Q: What legislation in needed to protect agriculture in South Dakota? 

A: There is no substitute for a good price and farmers can make a living if they can get a return on their investment. Right now we have had low commodity prices for a long time. One of the ways that you insulate against a really down economy is with a good safety net program. In South Dakota for some time now we have had a good crop insurance  program. That was a priority in this last farm bill, coupled with other safety net programs. Certainty on knowing what the rules are, making sure that farmers and lenders know that if they have a really bad year, that there is a floor under all of that, which is what crop insurance and other safety net programs do. Then it’s trade it’s opening more markets, its developing and creating new markets for renewable fuels, both biodiesel and ethanol. Using soybeans and corn extensively and any time you create more markets, create more demand, you raise the price and it makes agriculture more profitable.

Q: How do we fix the growing information gap between producers and consumers?

A: It’s always going to be a challenge  because most people, when they think of the farm program, they think all of that money goes to the farmers. 80 percent of the money in the farm bill goes to the nutrition title in the farm bill, which is food stamps and different types of programs like that. Most of the support that we get in the house of representatives, for farm bills come from a lot of the larger states, who could care less about production agriculture but care about the nutrition title. We are constantly in an effort to educate members and help them understand the direct correlation between the things we do here in South Dakota and the supermarket where they buy their food. Sometimes that connection gets lost and we have to make every effort to continue to educate people on why agriculture is important even though they might not have a direct impact, they might not have a farmer or rancher in their family, or even know somebody in some parts of the country. We have a very successful and vibrant ag. economy in this country. 

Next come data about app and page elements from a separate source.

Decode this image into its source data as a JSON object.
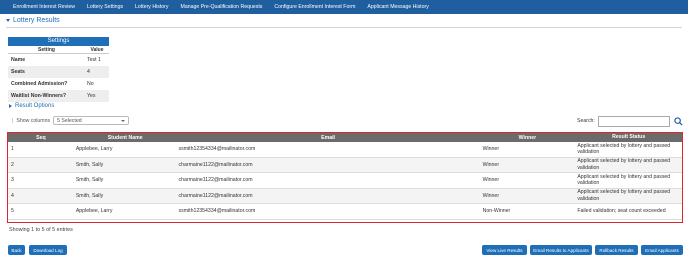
{
  "nav": {
    "items": [
      "Enrollment Interest Review",
      "Lottery Settings",
      "Lottery History",
      "Manage Pre-Qualification Requests",
      "Configure Enrollment Interest Form",
      "Applicant Message History"
    ]
  },
  "section": {
    "title": "Lottery Results"
  },
  "settings": {
    "title": "Settings",
    "col_setting": "Setting",
    "col_value": "Value",
    "rows": [
      {
        "key": "Name",
        "value": "Test 1"
      },
      {
        "key": "Seats",
        "value": "4"
      },
      {
        "key": "Combined Admission?",
        "value": "No"
      },
      {
        "key": "Waitlist Non-Winners?",
        "value": "Yes"
      }
    ]
  },
  "result_options": {
    "label": "Result Options"
  },
  "show_columns": {
    "label": "Show columns",
    "selected": "5 Selected"
  },
  "search": {
    "label": "Search:",
    "value": ""
  },
  "table": {
    "headers": [
      "Seq",
      "Student Name",
      "Email",
      "Winner",
      "Result Status"
    ],
    "rows": [
      {
        "seq": "1",
        "name": "Applebee, Larry",
        "email": "ssmith12354334@mailinator.com",
        "winner": "Winner",
        "status": "Applicant selected by lottery and passed validation"
      },
      {
        "seq": "2",
        "name": "Smith, Sally",
        "email": "charmaine1122@mailinator.com",
        "winner": "Winner",
        "status": "Applicant selected by lottery and passed validation"
      },
      {
        "seq": "3",
        "name": "Smith, Sally",
        "email": "charmaine1122@mailinator.com",
        "winner": "Winner",
        "status": "Applicant selected by lottery and passed validation"
      },
      {
        "seq": "4",
        "name": "Smith, Sally",
        "email": "charmaine1122@mailinator.com",
        "winner": "Winner",
        "status": "Applicant selected by lottery and passed validation"
      },
      {
        "seq": "5",
        "name": "Applebee, Larry",
        "email": "ssmith12354334@mailinator.com",
        "winner": "Non-Winner",
        "status": "Failed validation; seat count exceeded"
      }
    ]
  },
  "footer": {
    "showing": "Showing 1 to 5 of 5 entries"
  },
  "buttons": {
    "back": "Back",
    "download_log": "Download Log",
    "view_live": "View Live Results",
    "email_applicants_results": "Email Results to Applicants",
    "rollback": "Rollback Results",
    "email_applicants": "Email Applicants"
  },
  "colors": {
    "nav_bg": "#1f5f9f",
    "accent": "#1f6fb8",
    "highlight_border": "#d9282f",
    "table_header": "#6b6b6b"
  }
}
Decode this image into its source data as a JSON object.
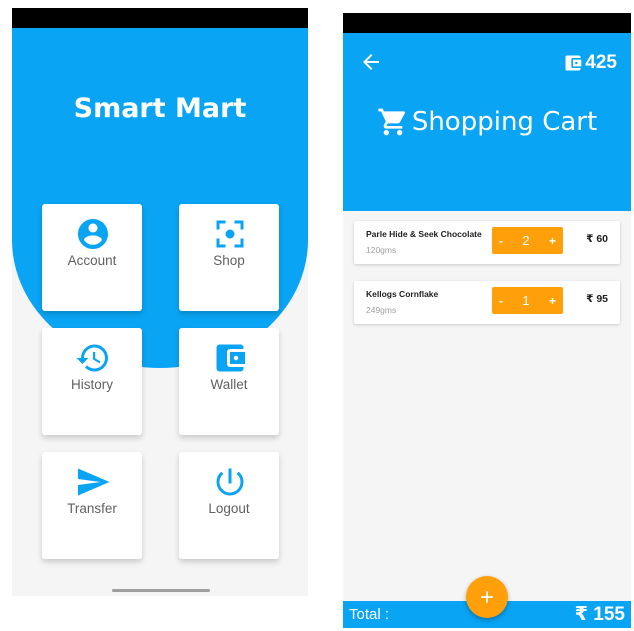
{
  "home": {
    "app_title": "Smart Mart",
    "tiles": [
      {
        "label": "Account",
        "icon": "account-circle-icon"
      },
      {
        "label": "Shop",
        "icon": "scan-icon"
      },
      {
        "label": "History",
        "icon": "history-icon"
      },
      {
        "label": "Wallet",
        "icon": "wallet-icon"
      },
      {
        "label": "Transfer",
        "icon": "send-icon"
      },
      {
        "label": "Logout",
        "icon": "power-icon"
      }
    ]
  },
  "cart": {
    "wallet_balance": "425",
    "title": "Shopping Cart",
    "currency": "₹",
    "items": [
      {
        "name": "Parle Hide & Seek Chocolate",
        "weight": "120gms",
        "quantity": "2",
        "price": "₹ 60"
      },
      {
        "name": "Kellogs Cornflake",
        "weight": "249gms",
        "quantity": "1",
        "price": "₹ 95"
      }
    ],
    "stepper": {
      "minus": "-",
      "plus": "+"
    },
    "total_label": "Total :",
    "total_value": "₹ 155"
  },
  "colors": {
    "primary": "#0aa4f4",
    "accent": "#ff9f0a",
    "background": "#f5f5f5"
  }
}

Q: A recent issue in South Dakota is if we should legalize industrial hemp, how do you feel about industrial hemp in South Dakota? 

A: The federal farm bill this year did authorize hemp. Individual states are reacting to that now, trying to determine how they are going to proceed. The state of South Dakota is having that conversation right now. In terms of it being kind of accepted now the fact that is was included in this year’s farm bill settles that issue. How the states react in terms of the process they put in place. The concerns that have been voiced in the past, the similarities in terms of its properties make it hard for law enforcement to be able to distinguish and differentiate the two, and to enforce the law as far as marijuana is concerned. It seems like, to me, we are getting to a place where hemp, although it may look in some ways like marijuana, it has become more accepted and more mainstream and I suspect that is going to continue.